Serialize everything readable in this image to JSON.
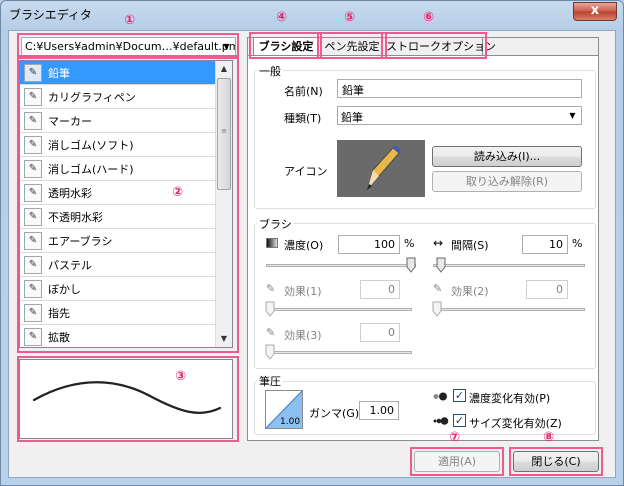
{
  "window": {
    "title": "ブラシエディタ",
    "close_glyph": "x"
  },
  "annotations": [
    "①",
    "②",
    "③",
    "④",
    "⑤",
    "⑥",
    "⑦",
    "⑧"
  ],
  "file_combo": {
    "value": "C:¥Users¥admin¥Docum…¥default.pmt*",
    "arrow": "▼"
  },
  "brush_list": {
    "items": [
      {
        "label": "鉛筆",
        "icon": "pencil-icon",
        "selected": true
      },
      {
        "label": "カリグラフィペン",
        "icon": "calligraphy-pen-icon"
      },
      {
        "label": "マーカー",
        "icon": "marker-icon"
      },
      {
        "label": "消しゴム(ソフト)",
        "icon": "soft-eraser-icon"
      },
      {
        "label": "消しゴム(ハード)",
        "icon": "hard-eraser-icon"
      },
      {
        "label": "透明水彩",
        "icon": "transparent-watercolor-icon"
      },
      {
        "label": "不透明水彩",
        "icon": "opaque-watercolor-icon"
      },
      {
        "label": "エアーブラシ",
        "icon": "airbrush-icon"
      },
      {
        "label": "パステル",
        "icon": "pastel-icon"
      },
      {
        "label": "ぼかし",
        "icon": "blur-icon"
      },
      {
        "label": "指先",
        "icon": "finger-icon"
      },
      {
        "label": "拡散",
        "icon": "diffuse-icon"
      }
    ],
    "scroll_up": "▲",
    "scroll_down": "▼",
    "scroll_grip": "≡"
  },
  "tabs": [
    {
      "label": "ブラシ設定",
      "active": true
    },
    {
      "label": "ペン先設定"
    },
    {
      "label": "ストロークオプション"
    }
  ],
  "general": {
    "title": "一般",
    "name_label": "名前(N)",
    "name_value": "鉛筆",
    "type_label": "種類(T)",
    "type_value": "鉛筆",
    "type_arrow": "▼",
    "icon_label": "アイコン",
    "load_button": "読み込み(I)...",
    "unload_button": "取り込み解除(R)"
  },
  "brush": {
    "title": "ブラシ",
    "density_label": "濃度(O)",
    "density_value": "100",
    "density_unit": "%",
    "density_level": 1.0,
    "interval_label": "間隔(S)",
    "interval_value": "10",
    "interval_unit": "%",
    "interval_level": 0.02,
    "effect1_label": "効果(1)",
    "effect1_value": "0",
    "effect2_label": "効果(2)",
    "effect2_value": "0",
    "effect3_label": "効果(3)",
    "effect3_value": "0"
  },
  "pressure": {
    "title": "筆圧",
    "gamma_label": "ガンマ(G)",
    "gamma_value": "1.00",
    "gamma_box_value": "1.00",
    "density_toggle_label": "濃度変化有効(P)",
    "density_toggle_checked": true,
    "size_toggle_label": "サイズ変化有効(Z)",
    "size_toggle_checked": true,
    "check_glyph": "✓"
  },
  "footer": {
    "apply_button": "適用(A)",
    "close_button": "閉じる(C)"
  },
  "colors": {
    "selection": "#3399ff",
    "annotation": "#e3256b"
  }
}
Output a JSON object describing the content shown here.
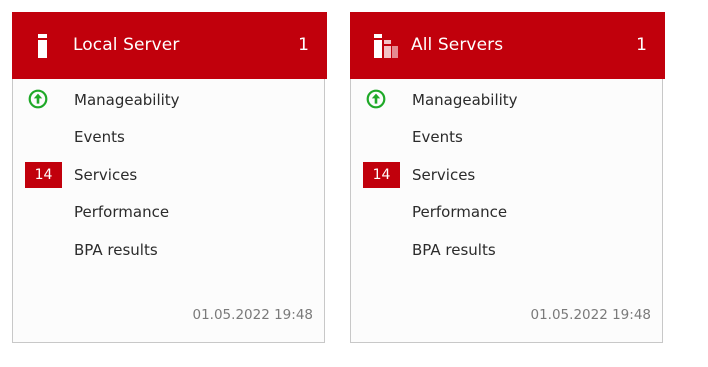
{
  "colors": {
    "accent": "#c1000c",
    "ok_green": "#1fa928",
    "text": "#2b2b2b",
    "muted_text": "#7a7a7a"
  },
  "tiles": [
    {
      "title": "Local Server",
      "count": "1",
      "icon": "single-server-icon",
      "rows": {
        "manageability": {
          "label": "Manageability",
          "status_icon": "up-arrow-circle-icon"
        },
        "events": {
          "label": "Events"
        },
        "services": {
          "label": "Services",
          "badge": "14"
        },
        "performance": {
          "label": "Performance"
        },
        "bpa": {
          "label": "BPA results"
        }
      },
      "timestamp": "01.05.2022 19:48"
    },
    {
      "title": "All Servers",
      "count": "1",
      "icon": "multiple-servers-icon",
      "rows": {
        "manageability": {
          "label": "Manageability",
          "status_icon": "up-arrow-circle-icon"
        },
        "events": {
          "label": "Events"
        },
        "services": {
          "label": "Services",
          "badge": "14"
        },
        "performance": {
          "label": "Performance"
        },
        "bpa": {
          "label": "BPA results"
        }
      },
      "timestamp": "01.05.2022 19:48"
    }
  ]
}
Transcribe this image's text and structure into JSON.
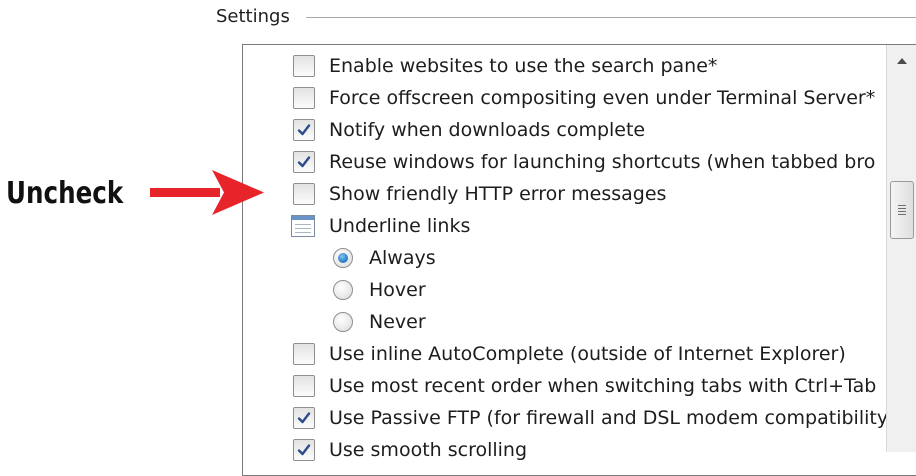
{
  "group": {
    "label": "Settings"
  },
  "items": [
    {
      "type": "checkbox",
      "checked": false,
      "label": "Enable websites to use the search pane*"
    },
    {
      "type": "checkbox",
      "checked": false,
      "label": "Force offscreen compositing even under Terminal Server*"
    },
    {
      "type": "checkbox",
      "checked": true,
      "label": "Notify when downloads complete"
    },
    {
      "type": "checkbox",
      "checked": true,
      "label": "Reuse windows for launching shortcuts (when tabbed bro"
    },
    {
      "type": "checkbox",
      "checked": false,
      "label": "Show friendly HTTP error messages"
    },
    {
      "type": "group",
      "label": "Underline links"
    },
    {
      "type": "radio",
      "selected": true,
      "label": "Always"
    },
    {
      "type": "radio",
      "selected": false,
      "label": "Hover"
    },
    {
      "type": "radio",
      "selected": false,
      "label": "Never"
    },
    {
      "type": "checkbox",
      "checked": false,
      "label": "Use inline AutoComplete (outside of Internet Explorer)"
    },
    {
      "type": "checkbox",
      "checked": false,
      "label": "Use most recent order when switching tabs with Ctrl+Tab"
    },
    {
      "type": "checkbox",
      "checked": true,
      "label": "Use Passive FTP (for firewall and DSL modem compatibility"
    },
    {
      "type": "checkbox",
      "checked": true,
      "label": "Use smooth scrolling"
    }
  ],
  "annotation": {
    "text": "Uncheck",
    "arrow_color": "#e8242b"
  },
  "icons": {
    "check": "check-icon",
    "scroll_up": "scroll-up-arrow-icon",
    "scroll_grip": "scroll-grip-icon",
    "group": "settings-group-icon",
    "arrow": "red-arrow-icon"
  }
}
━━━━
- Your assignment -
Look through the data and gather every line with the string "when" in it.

- Solution to the problem -
      "label": "Notify when downloads complete"
      "label": "Reuse windows for launching shortcuts (when tabbed bro"
      "label": "Use most recent order when switching tabs with Ctrl+Tab"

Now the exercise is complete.